An overwhelming public response stopped an attempt to censor nine year old food blogger Martha Payne, who's photos of tiny, revolting Scottish school lunch plates went viral earning her blog over 3 million hits. Within two hours of banning her from taking pictures the council reversed their decision. She recently set up a charity page to provide meals for school kids in impoverished communities around the world. The viral response raised about $80,000 today, over 50,000 British pounds, for the charity Mary's Meals.
This morning in maths I got taken out of class by my head teacher and taken to her office. I was told that I could not take any more photos of my school dinners because of a headline in a newspaper today.Within hours, a massive wave of public support for Martha forced the council to retract the photo ban.
I only write my blog not newspapers and I am sad I am no longer allowed to take photos. I will miss sharing and rating my school dinners and I’ll miss seeing the dinners you send me too. I don’t think I will be able to finish raising enough money for a kitchen for Mary’s Meals either.
Veg’s Dad, Dave, here. I felt it’s important to add a few bits of info to the blog tonight. Martha’s school have been brilliant and supportive from the beginning and I’d like to thank them all. I contacted Argyll and Bute Council when Martha told me what happened at school today and they told me it was their decision to ban Martha’s photography.
It is a shame that a blog that today went through 2 million hits, which has inspired debates at home and abroad and raised nearly £2000 for charity is forced to end.
Roddy McCuish, the council leader, told BBC Radio 4 that he had ordered an immediate reverse of the ban, imposed earlier this week. He said: "There's no place for censorship in Argyll and Bute council and there never has been and there never will be.
"I've just instructed senior officials to immediately withdraw the ban on pictures from the school dining hall.
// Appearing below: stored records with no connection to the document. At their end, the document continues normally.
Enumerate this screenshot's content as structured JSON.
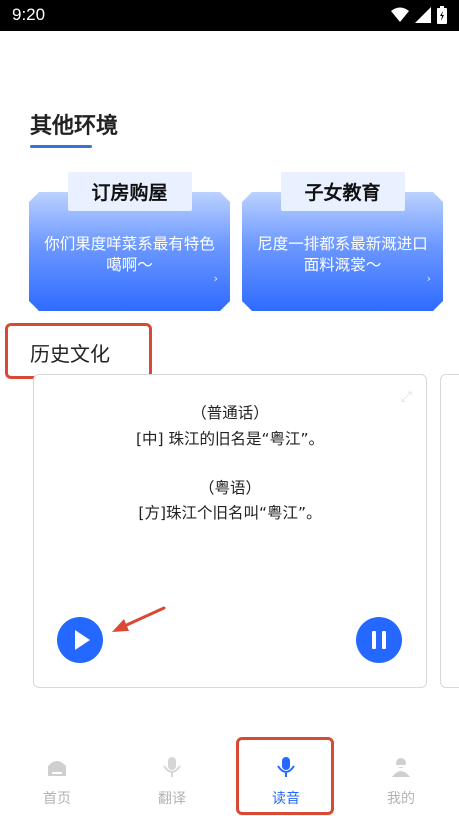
{
  "status_bar": {
    "time": "9:20"
  },
  "section": {
    "title": "其他环境"
  },
  "env_cards": [
    {
      "title": "订房购屋",
      "desc": "你们果度咩菜系最有特色噶啊～"
    },
    {
      "title": "子女教育",
      "desc": "尼度一排都系最新溉进口面料溉裳～"
    }
  ],
  "culture": {
    "label": "历史文化"
  },
  "dialog": {
    "mandarin_heading": "（普通话）",
    "mandarin_line": "[中] 珠江的旧名是“粤江”。",
    "cantonese_heading": "（粤语）",
    "cantonese_line": "[方]珠江个旧名叫“粤江”。"
  },
  "tabs": [
    {
      "label": "首页",
      "icon": "home-icon"
    },
    {
      "label": "翻译",
      "icon": "mic-icon"
    },
    {
      "label": "读音",
      "icon": "mic-icon",
      "active": true
    },
    {
      "label": "我的",
      "icon": "user-icon"
    }
  ],
  "colors": {
    "accent": "#2468ff",
    "annotation": "#d94a36",
    "inactive": "#b3b3b3"
  }
}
It's a good thing to do, to change your mind, and I've certainly done that."
It marks a complete reverse of the council's position earlier this morning, when a statement directly attacked the NeverSeconds blog, set up by Martha just six weeks before as a writing project, for "unwarranted attacks on its schools catering service which culminated in national press headlines which have led catering staff to fear for their jobs".
In six weeks this amazing girl established a blog that shows school plate lunches from around the world, pressuring her community to upgrade the food at her school. In the last 2 weeks she established a charity page to support Mary's Meals which feeds children in schools in impoverished nations such as Malawi. She has already raised enough money to build a kitchen and feed several thousand children for a year.
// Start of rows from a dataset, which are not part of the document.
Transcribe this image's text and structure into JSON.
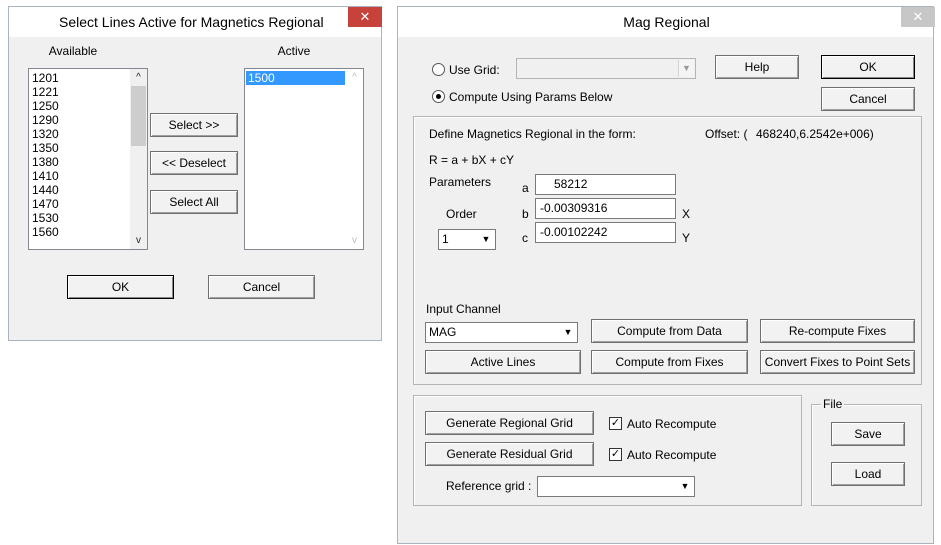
{
  "select_lines_dialog": {
    "title": "Select Lines Active for Magnetics Regional",
    "close_glyph": "✕",
    "available_header": "Available",
    "active_header": "Active",
    "available_items": [
      "1201",
      "1221",
      "1250",
      "1290",
      "1320",
      "1350",
      "1380",
      "1410",
      "1440",
      "1470",
      "1530",
      "1560"
    ],
    "active_items": [
      "1500"
    ],
    "select_button": "Select >>",
    "deselect_button": "<< Deselect",
    "select_all_button": "Select All",
    "ok_button": "OK",
    "cancel_button": "Cancel"
  },
  "mag_regional_dialog": {
    "title": "Mag Regional",
    "close_glyph": "✕",
    "use_grid_label": "Use Grid:",
    "use_grid_selected": false,
    "compute_params_label": "Compute Using Params Below",
    "compute_params_selected": true,
    "use_grid_value": "",
    "help_button": "Help",
    "ok_button": "OK",
    "cancel_button": "Cancel",
    "define_text": "Define Magnetics Regional in the form:",
    "offset_label": "Offset: (",
    "offset_value": "468240,6.2542e+006)",
    "formula": "R = a + bX + cY",
    "parameters_label": "Parameters",
    "order_label": "Order",
    "order_value": "1",
    "param_a_label": "a",
    "param_a_value": "58212",
    "param_b_label": "b",
    "param_b_value": "-0.00309316",
    "param_b_suffix": "X",
    "param_c_label": "c",
    "param_c_value": "-0.00102242",
    "param_c_suffix": "Y",
    "input_channel_label": "Input Channel",
    "input_channel_value": "MAG",
    "compute_from_data_button": "Compute from Data",
    "recompute_fixes_button": "Re-compute Fixes",
    "active_lines_button": "Active Lines",
    "compute_from_fixes_button": "Compute from Fixes",
    "convert_fixes_button": "Convert Fixes to Point Sets",
    "generate_regional_button": "Generate Regional Grid",
    "generate_residual_button": "Generate Residual Grid",
    "auto_recompute_label_1": "Auto Recompute",
    "auto_recompute_label_2": "Auto Recompute",
    "auto_recompute_1_checked": true,
    "auto_recompute_2_checked": true,
    "reference_grid_label": "Reference grid :",
    "reference_grid_value": "",
    "file_group_label": "File",
    "save_button": "Save",
    "load_button": "Load"
  },
  "glyphs": {
    "check": "✓",
    "dropdown": "▼",
    "scroll_up": "^",
    "scroll_down": "v"
  }
}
I mentioned in my blog http://www.NeverSeconds.blogspot.co.uk that last year my friends and I set up Charity Children at school and we made felt soaps and candle holders. We had a sale and raised £70 for Mary's Meals enough to feed 7 children for a whole year!In a few hours today, Martha raised the money to build a school kitchen in Malawi.
My blog is being read all over the world and some people have said I am very lucky to have lunch at all. They are right. Lots of readers have asked how they can support Charity Children but because I can't make enough felt soaps it is best if you support Mary's Meals directly.
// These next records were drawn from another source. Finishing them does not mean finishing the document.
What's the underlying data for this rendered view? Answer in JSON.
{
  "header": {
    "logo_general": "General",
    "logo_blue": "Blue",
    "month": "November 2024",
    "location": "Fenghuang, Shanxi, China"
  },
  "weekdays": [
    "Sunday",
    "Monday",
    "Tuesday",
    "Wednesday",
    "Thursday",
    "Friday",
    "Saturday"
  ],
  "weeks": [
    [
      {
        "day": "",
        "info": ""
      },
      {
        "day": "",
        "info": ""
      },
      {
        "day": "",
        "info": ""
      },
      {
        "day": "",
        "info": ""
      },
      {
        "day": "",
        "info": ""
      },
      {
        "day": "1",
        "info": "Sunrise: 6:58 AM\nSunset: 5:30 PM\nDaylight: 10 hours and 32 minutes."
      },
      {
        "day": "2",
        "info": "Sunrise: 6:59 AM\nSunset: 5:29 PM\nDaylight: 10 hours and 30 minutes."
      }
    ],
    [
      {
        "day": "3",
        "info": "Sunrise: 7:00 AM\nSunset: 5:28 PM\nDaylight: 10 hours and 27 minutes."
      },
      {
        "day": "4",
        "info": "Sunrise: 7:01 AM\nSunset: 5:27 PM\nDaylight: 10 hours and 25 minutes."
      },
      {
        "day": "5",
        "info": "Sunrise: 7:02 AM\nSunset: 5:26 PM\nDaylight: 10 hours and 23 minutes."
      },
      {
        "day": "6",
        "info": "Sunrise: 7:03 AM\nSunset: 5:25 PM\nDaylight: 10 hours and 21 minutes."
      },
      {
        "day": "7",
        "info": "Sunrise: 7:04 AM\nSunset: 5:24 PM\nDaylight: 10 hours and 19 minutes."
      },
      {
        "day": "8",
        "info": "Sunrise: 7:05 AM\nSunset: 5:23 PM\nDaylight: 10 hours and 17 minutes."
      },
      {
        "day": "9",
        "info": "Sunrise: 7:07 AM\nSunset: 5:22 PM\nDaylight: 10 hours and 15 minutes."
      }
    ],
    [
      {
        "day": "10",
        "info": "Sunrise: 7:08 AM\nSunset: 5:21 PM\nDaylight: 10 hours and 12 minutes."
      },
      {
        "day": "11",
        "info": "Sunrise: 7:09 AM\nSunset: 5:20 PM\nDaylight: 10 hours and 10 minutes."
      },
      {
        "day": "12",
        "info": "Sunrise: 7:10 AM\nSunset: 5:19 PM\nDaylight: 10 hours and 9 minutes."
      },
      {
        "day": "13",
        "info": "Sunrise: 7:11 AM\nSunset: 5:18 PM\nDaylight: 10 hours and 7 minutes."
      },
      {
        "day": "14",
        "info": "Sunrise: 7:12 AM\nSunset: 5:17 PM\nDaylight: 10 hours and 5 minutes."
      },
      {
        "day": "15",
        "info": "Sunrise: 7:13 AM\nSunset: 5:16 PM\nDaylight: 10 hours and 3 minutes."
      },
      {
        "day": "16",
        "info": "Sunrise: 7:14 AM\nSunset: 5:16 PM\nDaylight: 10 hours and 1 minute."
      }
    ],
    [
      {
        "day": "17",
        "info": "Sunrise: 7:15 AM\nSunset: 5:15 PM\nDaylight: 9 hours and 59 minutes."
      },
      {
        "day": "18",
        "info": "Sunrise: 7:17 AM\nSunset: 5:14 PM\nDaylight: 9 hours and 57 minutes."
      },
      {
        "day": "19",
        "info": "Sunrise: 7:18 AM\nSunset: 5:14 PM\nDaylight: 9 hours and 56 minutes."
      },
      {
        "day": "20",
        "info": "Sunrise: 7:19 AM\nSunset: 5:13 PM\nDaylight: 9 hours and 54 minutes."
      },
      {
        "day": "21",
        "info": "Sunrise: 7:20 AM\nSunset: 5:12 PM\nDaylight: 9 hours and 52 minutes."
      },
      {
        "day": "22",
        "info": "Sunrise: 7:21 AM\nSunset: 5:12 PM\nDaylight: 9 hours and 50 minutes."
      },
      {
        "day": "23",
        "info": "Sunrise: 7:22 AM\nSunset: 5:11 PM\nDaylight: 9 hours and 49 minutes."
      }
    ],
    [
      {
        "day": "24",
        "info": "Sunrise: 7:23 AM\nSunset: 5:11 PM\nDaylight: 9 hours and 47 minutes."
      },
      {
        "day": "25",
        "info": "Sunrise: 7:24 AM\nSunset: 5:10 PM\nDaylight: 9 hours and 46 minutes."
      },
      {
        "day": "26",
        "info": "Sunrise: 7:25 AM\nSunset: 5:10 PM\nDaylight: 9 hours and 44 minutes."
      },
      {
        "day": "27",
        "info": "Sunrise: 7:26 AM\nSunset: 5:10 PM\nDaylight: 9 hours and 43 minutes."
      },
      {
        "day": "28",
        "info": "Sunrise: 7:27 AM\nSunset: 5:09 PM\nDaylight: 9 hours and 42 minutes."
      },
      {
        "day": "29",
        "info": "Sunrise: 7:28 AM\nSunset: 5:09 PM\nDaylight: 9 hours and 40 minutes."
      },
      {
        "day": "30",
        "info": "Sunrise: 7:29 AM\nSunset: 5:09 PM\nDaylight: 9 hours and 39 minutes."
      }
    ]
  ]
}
My grandpa says,
'Mary's Meals is a very efficient and effective charity which works with local volunteers to help them provide meals in school for their children. The charity was founded in 2002 by Magnus MacFarlane-Barrow, who lives near us in Argyll, Scotland. Now Mary's Meals feeds over 600,000 children in 16 countries, including Malawi, Liberia, Kenya and Haiti. Many of these children go to school for the first time because of this food. How can you go to school when you have to worry about where the next meal is coming from?
It costs just £10.70 (US$16.80) to feed a child in school for a whole year. This is the average cost worldwide. In Malawi, the children are given a mug of Likuni Phala, maize porridge with soya, vitamins and malt extract. If it is all a child gets to eat, which it will be for some children, it is just enough to keep them healthy. It costs only £7 (US$11) to feed a child for a year there. At least 93p in every pound donated is spend directly on this charitable work.'
When Mary's Meals starts doing lunches in a new school they have to build a kitchen first. They cost £7000. I'd really like there to be a NeverSeconds kitchen but maybe it shouldn't be called NeverSeconds because there will be seconds, for everyone!
A Mary's Meals spokesman said: "We are overwhelmed by the huge response to her efforts today which has led to so many more people donating to her online donation page.
"Thanks to this fantastic support, Martha has now raised enough money to build a kitchen in Malawi for children receiving Mary's Meals as part of our Sponsor A School initiative and has broken the record for hitting a Sponsor A School online fundraising target in the quickest amount of time".
Among the pictures Martha published on her blog was one featuring her £2 lunch of a pizza slice, a croquette, sweetcorn and a cupcake.
Martha wrote: "I'm a growing kid and I need to concentrate all afternoon and I can't do it on one croquette. Do any of you think you could?"